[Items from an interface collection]
◇ ◇ ◇ ◇ ◇

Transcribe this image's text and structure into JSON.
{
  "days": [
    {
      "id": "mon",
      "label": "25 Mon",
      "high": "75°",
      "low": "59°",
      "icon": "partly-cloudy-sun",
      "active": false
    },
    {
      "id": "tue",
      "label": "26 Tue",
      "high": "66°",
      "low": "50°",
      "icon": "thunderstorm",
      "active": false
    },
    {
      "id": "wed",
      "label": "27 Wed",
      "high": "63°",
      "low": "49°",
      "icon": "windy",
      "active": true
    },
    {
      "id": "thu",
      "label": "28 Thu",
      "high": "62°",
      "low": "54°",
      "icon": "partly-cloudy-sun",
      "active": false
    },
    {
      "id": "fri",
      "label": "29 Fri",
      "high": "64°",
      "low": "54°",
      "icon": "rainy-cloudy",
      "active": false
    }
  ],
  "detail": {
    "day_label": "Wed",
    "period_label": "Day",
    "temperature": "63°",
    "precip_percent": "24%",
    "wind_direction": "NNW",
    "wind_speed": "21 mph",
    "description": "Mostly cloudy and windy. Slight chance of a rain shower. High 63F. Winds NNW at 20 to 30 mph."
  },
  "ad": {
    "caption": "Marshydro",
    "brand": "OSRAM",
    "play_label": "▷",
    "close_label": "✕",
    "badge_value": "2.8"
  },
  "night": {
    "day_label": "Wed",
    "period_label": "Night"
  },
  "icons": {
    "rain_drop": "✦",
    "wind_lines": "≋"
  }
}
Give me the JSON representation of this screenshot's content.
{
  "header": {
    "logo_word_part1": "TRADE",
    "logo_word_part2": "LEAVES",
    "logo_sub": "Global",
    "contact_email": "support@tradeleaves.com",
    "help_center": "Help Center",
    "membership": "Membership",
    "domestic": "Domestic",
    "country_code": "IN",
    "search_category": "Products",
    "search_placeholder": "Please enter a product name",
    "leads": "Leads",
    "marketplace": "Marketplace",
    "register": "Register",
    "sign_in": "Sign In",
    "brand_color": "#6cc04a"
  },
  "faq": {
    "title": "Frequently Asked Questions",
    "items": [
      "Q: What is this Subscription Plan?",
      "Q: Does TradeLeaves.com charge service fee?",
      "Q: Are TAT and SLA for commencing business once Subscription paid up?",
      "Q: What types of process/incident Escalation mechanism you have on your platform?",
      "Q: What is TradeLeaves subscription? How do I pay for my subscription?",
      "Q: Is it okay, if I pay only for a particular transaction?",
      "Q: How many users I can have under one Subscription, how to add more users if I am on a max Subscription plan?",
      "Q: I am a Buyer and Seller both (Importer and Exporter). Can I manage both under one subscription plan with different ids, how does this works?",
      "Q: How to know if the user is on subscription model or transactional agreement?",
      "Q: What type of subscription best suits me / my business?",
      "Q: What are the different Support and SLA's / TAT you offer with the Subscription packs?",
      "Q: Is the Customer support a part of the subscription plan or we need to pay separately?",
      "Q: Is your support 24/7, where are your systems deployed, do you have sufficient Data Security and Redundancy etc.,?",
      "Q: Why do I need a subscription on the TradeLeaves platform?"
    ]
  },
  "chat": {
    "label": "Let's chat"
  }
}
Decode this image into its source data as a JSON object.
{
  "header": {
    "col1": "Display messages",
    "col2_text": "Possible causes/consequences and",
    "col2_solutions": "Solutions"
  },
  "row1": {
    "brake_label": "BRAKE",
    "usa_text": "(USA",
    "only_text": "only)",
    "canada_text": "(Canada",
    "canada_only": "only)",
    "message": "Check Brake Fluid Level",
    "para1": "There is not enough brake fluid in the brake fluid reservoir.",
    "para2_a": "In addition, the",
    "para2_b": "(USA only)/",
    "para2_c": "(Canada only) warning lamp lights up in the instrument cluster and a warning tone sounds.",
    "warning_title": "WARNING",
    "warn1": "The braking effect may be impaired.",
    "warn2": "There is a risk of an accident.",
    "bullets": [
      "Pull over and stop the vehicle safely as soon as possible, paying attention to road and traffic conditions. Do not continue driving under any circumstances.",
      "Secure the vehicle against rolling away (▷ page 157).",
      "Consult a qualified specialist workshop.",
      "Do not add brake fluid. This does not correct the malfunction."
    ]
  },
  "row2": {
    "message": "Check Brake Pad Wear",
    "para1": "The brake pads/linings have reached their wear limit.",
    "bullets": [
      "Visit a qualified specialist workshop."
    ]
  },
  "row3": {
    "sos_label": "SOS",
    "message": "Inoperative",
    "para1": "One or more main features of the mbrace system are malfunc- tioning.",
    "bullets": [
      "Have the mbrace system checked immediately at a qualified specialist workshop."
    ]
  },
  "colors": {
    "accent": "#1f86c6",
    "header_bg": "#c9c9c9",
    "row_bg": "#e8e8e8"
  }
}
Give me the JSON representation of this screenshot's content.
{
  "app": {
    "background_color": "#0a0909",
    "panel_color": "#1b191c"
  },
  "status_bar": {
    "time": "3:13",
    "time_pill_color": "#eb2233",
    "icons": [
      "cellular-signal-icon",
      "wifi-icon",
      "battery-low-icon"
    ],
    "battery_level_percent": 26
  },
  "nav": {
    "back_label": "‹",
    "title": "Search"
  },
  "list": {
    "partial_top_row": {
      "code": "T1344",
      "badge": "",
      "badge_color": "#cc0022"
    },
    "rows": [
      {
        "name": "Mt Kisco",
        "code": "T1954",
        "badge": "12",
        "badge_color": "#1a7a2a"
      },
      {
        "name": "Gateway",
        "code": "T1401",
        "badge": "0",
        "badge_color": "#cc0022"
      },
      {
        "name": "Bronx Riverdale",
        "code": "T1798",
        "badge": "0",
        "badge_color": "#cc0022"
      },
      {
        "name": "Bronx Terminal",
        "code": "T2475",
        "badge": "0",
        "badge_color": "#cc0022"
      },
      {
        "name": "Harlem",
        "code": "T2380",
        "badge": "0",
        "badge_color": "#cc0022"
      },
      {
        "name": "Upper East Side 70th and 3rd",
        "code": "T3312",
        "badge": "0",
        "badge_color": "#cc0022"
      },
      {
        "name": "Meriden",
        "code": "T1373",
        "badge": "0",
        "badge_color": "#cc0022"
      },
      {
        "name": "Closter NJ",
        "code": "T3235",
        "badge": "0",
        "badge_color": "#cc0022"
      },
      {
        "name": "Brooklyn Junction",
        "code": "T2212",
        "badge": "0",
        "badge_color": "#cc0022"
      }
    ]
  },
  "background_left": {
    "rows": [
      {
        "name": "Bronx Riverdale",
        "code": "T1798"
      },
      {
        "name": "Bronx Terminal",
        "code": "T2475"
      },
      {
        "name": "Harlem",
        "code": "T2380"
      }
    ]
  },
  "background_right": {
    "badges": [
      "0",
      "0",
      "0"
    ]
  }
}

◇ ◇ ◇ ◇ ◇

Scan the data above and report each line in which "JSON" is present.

Transcribe this image's text and structure into JSON.
Give me the JSON representation of this screenshot's content.
Decode this image into its source data as a JSON object.
Give me the JSON representation of this screenshot's content.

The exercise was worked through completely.